Welcome readers to Blazing Bricks! Before my first column, I'm going to introduce myself to those of you who don't know me. My name is James K, and I've been a part of the LFC since early 2010. Back in the "Good Old Days" of County  Command on MOCpages, studded roofs on trucks, and only a very select few members using any sort of SNOT. I started my fleet with a commercial chassis engine, aerial purchased from NBEA, a Utility unit, and a Battalion unit. I now have 6 departments with 7 unique color schemes, and approximately 60 total fire and EMS units.
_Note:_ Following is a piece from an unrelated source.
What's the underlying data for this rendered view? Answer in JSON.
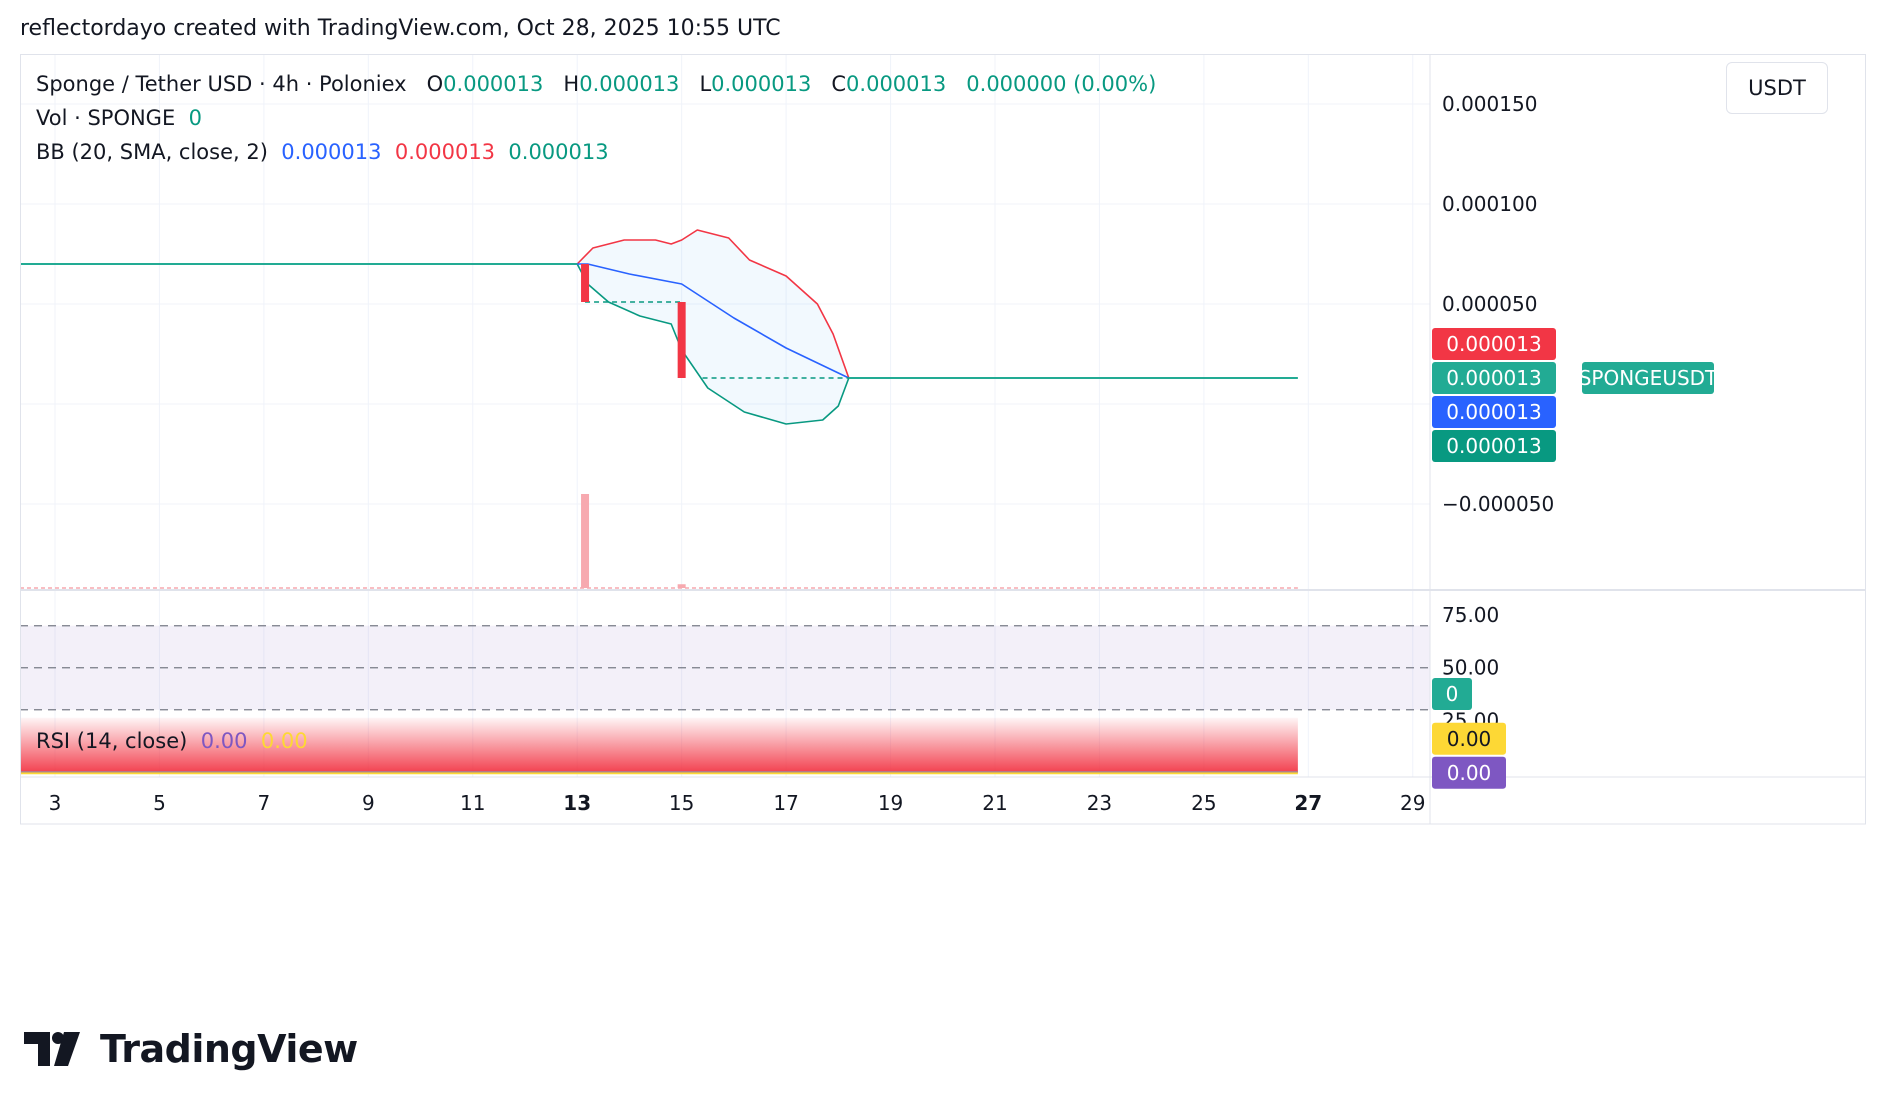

I first entered the emergency services field in November of 2010 as an Explorer with Topsfield Fire-Rescue in MA, and soon after an explorer with Boxford Fire Department in nearby Boxford, MA. I ran with Topsfield for 3 years, and Boxford for around 2 1/2. Then, off to college, where I am now! I am currently running in my second year with Syracuse University Ambulance as a Driver/Attendant and EMT student. This past summer, during an internship with the National Park Service in Colorado, I joined the Grand Lake Fire Protection District as a Volunteer Firefighter and Wildland Technical Specialist. As of now, I am still running with SUA, and hold a Wildland Firefighter Type II "Red Card". I decided to start this column to pass along the knowledge and advice I've gotten over the years from the "Vets" of the LFC and from working in Fire/EMS. You new members are the future of the LFC and of the fire service, and sometimes us older members forget that in order to keep going we must share the knowledge. So, that's what I'm here to do. See you all tomorrow with the first edition!